╔══

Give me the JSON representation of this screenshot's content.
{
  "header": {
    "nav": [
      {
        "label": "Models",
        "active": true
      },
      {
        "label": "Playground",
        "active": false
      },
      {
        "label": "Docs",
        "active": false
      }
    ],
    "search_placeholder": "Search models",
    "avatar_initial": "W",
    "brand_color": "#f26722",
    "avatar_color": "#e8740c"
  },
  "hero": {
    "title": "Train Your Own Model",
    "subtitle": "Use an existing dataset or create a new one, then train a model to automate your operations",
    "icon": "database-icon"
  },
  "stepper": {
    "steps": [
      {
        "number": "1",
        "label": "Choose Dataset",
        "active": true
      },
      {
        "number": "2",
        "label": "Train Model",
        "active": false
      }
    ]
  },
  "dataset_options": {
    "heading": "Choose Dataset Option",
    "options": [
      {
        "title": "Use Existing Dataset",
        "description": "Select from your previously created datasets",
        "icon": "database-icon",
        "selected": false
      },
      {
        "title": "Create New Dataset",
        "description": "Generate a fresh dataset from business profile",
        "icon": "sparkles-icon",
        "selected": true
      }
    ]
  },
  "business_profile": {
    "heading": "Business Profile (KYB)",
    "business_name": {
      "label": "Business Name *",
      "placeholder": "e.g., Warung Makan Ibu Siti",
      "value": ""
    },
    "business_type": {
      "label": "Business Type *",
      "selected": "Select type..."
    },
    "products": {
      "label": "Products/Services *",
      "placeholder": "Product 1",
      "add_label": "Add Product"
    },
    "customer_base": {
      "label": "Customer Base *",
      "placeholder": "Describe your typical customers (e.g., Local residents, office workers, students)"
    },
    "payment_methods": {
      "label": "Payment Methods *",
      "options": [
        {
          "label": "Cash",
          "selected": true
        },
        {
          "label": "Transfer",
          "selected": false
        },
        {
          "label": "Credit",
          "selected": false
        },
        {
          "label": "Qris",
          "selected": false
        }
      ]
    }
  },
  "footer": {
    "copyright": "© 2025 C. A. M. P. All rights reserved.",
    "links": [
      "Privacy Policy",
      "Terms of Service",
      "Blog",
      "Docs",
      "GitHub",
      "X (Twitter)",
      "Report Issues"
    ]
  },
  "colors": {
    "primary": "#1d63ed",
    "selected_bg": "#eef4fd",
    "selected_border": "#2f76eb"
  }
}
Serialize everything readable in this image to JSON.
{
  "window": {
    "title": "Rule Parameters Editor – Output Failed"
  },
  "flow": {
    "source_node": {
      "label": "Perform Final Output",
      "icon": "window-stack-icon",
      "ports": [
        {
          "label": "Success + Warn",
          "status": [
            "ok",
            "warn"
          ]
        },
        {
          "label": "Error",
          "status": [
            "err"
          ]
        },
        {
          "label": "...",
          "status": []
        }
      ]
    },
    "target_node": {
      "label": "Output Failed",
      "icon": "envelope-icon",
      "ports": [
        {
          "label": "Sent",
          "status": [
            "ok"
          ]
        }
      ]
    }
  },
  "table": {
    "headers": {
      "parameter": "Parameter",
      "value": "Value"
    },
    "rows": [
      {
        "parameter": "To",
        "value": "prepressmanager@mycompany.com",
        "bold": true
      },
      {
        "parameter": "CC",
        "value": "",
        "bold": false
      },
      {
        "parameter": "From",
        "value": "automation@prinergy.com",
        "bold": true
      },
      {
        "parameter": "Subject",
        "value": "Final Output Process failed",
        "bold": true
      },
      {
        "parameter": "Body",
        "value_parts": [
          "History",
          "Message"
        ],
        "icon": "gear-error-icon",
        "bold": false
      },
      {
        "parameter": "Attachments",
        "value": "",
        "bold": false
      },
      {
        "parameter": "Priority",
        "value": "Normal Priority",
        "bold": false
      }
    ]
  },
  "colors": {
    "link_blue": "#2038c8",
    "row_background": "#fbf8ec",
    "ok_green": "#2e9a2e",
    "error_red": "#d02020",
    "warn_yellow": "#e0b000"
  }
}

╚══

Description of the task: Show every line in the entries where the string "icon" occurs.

Response to the task:
    "icon": "database-icon"
        "icon": "database-icon",
        "icon": "sparkles-icon",
      "icon": "window-stack-icon",
      "icon": "envelope-icon",
        "icon": "gear-error-icon",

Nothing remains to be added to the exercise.